There are also step-by-step tutorials with exercises for accomplishing different goals.
The Material Components GitHub page hosts repos for different platforms, including Material Components for the web (MDC Web) for website development. MDC Web has more than 5,700 commits and 349 contributors.
Bootstrap, Patternfly, and MDC Web are very powerful CSS frameworks, yet they can be quite heavy and complex. If you want a lightweight CSS framework that it is closer to coding CSS yourself yet helps you build a nice web page, try Pure.css. Pure is a lightweight CSS framework with a minimal footprint. It was developed by Yahoo and is open source under the BSD License.
Despite its small size, Pure offers plenty of the components necessary to build a good-looking webpage.
Pure's GitHub page shows more than 565 commits and 59 contributors.
Foundation claims to be the most advanced responsive frontend framework in the world. It provides advanced features and tutorials for building professional websites.
The framework is used by many companies, organizations, and even politicians, and it has plenty of documentation available.
Foundation's GitHub page shows nearly 17,000 commits and 1,000 contributors. Like most of the other frameworks on this list, it's available under the MIT License.
Bulma is an open source framework based on Flexbox and available under the MIT License. Bulma is a pretty lightweight framework, as it requires only one CSS file.
Bulma has clean and simple docs that make it easy to choose the topics you want to explore. It also has a number of web components you can just pick up and use in your design.
Bulma's GitHub page lists more than 1,400 commits and 300 contributors.
If even Pure is too heavy for you, there is an even lighter-weight framework called Skeleton. The Skeleton library is only about 400 lines long, and the framework provides only the essential components to start your CSS framework journey.
Despite its simplicity, Skeleton offers detailed docs to help you get started right away.
Skeleton's GitHub lists 167 commits and 22 contributors. However, it's not the most active project; its last update was in 2014, so it may need some maintenance before using it. Since it is released under the MIT License, feel free to do that yourself.
Materialize is a responsive frontend framework based on Google's Material Design with additional themes and components developed by Materialize's contributors.
Materialize's documentation page is comprehensive and pretty easy to follow. Its components page includes buttons, cards, navigations, and more.
Materialize is an open source project under the MIT License, and its GitHub lists more than 3,800 commits and 250 contributors.
Bootflat is an open source CSS framework derived from Twitter's Bootstrap. Compared to Bootstrap, Bootflat is simpler, with lighter-weight framework components.
Bootflat's documentation almost seems inspired by IKEA—it shows an image of each component without much text.
Bootflat is available under the MIT License, and its GitHub page includes 159 commits and eight contributors, as of this writing.

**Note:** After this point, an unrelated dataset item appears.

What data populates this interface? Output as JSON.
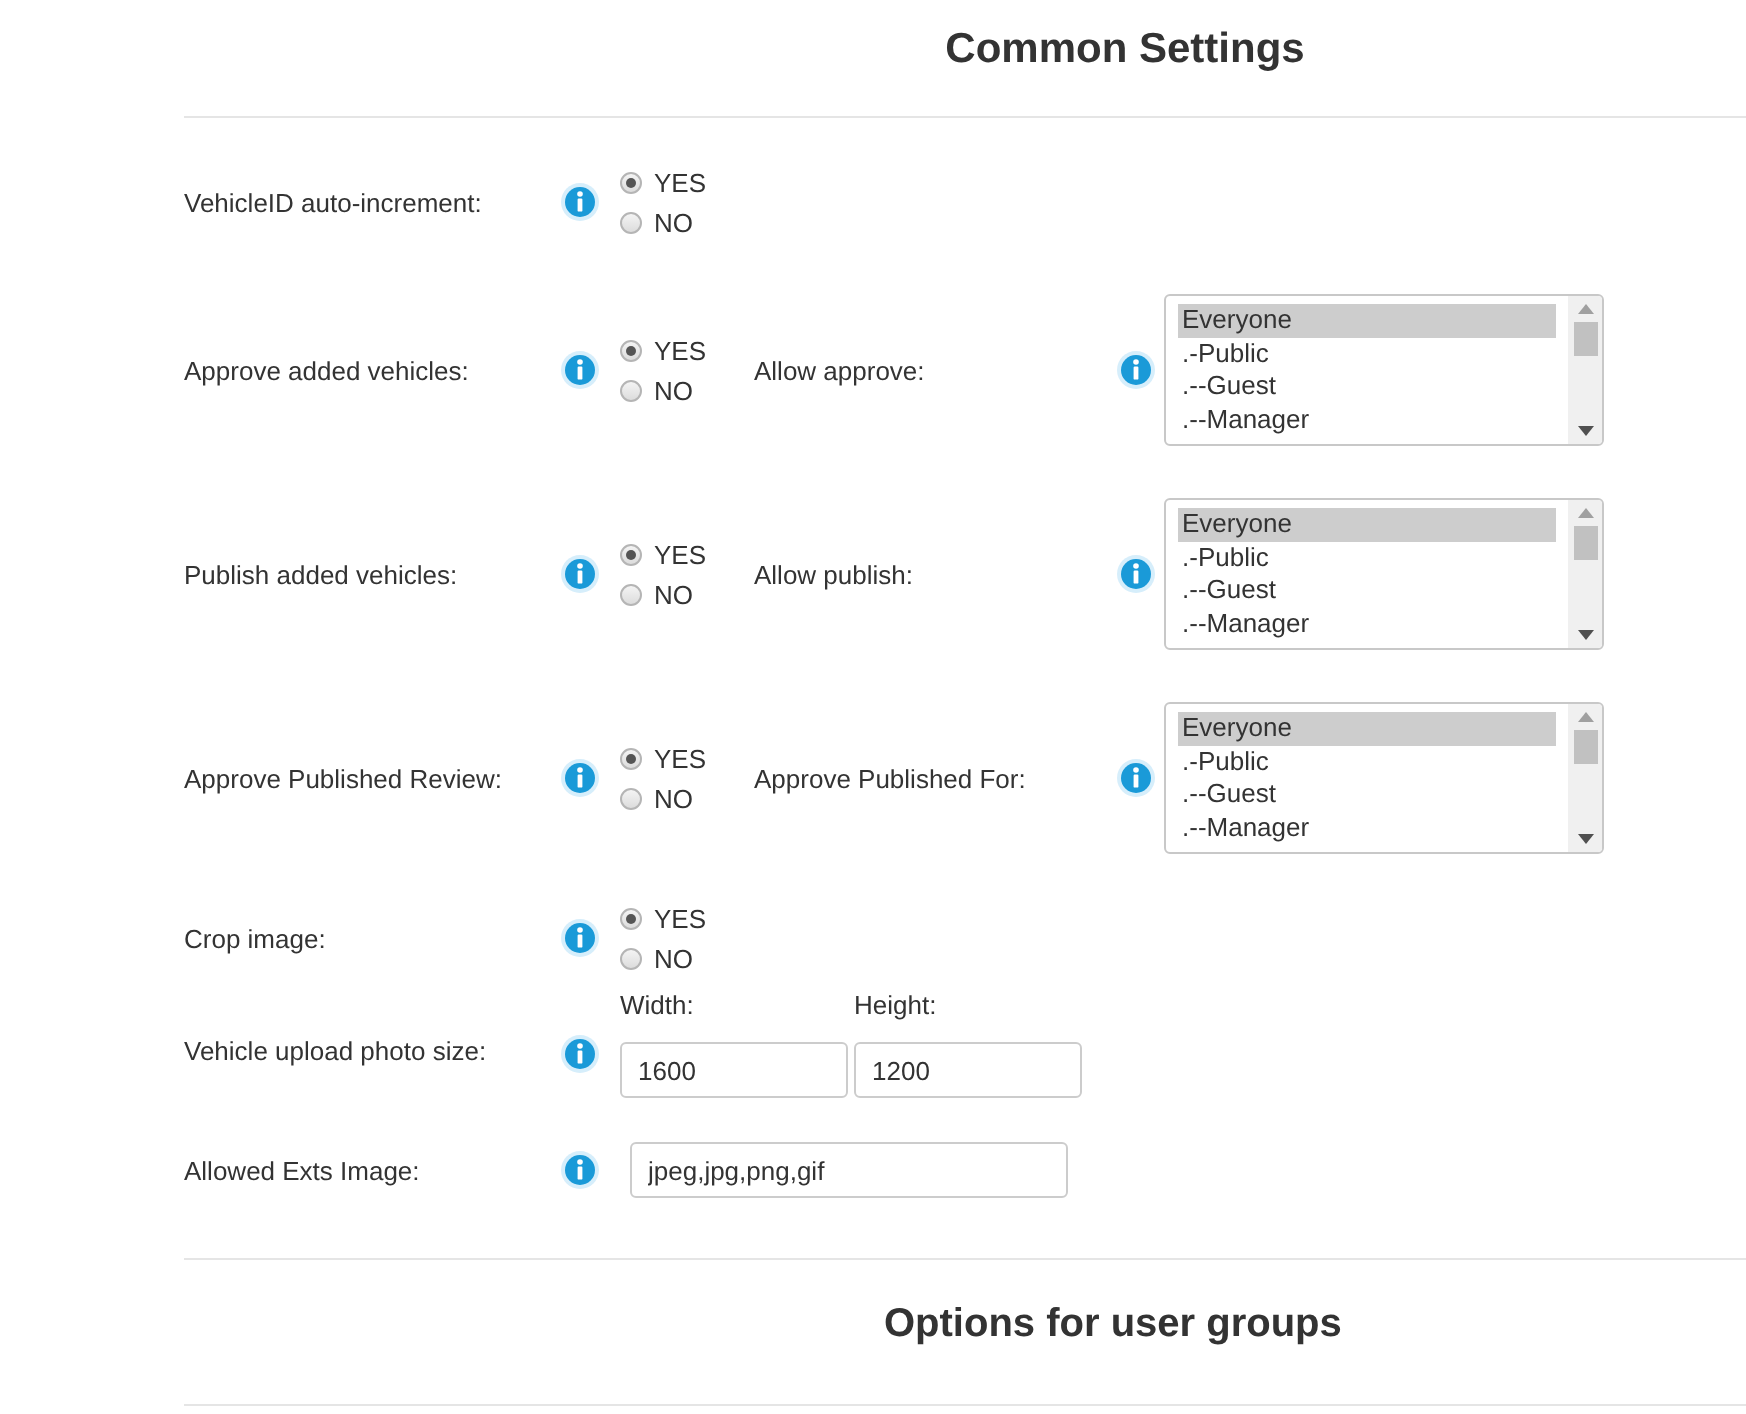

Which CSS framework should you choose?
You have many options for open source CSS frameworks, depending on how feature-rich or simple you want the tooling to be. Like all technology decisions, there is no single right answer for everything or everyone; there is only the right choice for the given time and the given project.

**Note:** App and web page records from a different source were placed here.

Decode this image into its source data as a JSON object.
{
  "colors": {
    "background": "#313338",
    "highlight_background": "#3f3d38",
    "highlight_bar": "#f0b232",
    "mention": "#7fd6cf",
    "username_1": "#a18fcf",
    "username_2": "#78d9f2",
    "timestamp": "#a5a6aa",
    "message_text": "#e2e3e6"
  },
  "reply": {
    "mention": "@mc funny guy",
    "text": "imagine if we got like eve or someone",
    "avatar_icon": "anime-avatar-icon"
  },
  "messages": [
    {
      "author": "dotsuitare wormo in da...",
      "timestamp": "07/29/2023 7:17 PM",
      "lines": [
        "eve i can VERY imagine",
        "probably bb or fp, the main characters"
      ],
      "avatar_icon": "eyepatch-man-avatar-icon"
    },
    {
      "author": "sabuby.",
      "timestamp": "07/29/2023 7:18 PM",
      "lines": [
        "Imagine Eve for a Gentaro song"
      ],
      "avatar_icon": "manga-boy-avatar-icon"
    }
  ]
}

Give a few of these a spin and see which one you want to use in your next project. Also, did I miss any interesting open source CSS frameworks? Please share your feedback and ideas in the comments below.